Such societal attitudes in power structures (principalities and powers) often hurt us and inflict emotional wounds, and hence psychoanalysis can help us heal from our wounds, when we identify the sources of our hurts, and acknowledge and embrace our wounds. We can also take comfort in knowing we are not alone in our sufferings as Jesus has gone through similar sufferings before too – this is something I would remind myself as a consolation.

Posted in Healing, Religious fundamentalism, Unity and harmony

“The yoga revolution” – Max Strom

I like what Max Strom wrote here in his book “A life worth breathing” about the rising popularity of yoga as a promising sign of the global awakening, bringing healing and unity around the world and challenging the consumerist culture.
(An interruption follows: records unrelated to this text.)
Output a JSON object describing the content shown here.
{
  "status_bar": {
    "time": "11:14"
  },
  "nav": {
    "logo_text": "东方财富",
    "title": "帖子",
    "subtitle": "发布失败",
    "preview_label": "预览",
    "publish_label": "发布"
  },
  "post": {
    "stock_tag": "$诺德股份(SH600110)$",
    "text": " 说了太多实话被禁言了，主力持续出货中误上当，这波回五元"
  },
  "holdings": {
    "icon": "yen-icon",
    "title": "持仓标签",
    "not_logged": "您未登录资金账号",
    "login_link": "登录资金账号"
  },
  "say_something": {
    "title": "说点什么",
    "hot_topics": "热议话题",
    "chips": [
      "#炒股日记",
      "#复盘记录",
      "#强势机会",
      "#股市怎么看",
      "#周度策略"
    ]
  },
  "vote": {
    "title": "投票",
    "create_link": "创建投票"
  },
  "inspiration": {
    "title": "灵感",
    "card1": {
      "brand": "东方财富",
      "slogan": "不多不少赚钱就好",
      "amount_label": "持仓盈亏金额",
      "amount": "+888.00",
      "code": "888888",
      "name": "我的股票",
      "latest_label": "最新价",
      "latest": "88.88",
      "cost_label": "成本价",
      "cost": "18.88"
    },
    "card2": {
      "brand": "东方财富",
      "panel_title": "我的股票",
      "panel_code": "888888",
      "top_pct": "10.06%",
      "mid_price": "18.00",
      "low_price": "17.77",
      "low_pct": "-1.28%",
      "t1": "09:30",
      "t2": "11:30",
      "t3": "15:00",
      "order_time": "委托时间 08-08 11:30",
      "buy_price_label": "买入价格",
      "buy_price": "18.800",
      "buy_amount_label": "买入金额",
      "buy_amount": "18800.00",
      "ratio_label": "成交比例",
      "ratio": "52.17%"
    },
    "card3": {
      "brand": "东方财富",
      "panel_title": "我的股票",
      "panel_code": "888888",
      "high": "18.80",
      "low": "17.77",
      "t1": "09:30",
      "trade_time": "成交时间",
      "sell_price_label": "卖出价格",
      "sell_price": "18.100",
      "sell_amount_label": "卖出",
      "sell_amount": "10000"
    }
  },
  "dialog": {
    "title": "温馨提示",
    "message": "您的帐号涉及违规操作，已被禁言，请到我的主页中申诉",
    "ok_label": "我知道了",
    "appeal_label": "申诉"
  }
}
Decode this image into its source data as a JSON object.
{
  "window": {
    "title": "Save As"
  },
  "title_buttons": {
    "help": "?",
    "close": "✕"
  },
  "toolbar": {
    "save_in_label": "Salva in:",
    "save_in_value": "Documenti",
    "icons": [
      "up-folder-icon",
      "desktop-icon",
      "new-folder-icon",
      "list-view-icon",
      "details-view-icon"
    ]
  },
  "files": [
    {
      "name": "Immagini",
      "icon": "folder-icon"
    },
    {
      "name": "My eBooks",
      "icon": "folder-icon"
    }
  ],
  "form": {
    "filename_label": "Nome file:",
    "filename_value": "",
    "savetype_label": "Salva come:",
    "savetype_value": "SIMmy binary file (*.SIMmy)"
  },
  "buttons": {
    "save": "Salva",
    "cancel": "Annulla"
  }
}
“Many are turning to yoga not only to exercise, but also as an alternative to the experience of a spiritual gathering they cannot find in a church, synagogue, mosque, or on a website. The reason for this lies in the chief difference between religion and western yoga: Yoga is usually offered in a non-dogmatic format, which makes it inclusive as opposed to divisive.

Because of its message of healing, unity, and a simpler life, yoga may be one of the great rays of hope for our future.

It is my opinion that the shift we are witnessing is no less spontaneous, magnificent cultural/spiritual revolution. A new world culture is developing before our eyes at an astounding rate as yoga is being embraced…

One of the seminal messages of yoga is that we do not need a “bunch of stuff” to make us happy; instead yoga teaches that we already possess everything we need to be happy within ourselves… The corporate powers do not understand this movement, as corporate ideals are often diametrically opposed to this philosophy. There is no way to sell things to a populace that already feels it has everything it needs. How can you market the philosophy of non-materialism? Pleasure you can sell; joy you cannot.

For what we seek is within; and in yoga, this is where we dive headfirst.”
(From “A life worth breathing” by Max Strom)

Here’s adding to the excerpts I shared above from the book, which I find encouraging:

“In my view, the reason for yoga’s non-dogmatic approach to healing and spirituality is that the first purveyors of yoga who came to America wanted to make it more accessible for westerners, so they excluded much of the traditional spiritual components. What is fascinating is that even though their intention was probably self-serving, the unintended consequence was that students were led by the practice – without dogma – to a more pure spiritual practice. This is because yoga takes one’s spiritual life and vitality into one’s body, healing it while removing stress and pain.

Any yoga teacher in the world can attest that yoga is visibly de-stressing and healing countless people each day. This new wave of peace and tolerance can be felt rising, and not just in America; the wave has now stretched across the seas to Europe, the Far East, and the Middle East. International power cities like Hong Kong, Tokyo, Beijing, Singapore, Berlin, London, Istanbul and Tel Aviv all offer yoga classes in impressive yoga centers. Lives are being changed, relationships healed, and souls inspired to reach beyond themselves and into the possibility of a greater world through peace, non-dogmatic spirituality, and a joyous conscious life.”
(From “A life worth breathing” by Max Strom)

I think this may be why the status-conscious and consumerist-oriented Christian churches are trying to discourage their followers from taking yoga classes because when people realise their own divinity and experience peace and healing within, and when people unite as one around the world, there is no more need for tribal religions and no more dependence on weekly religious services to find peace and healing, which is bad news for these institutional churches but good news for the individuals who have found inner tranquility and freedom to think for themselves and be their authentic self.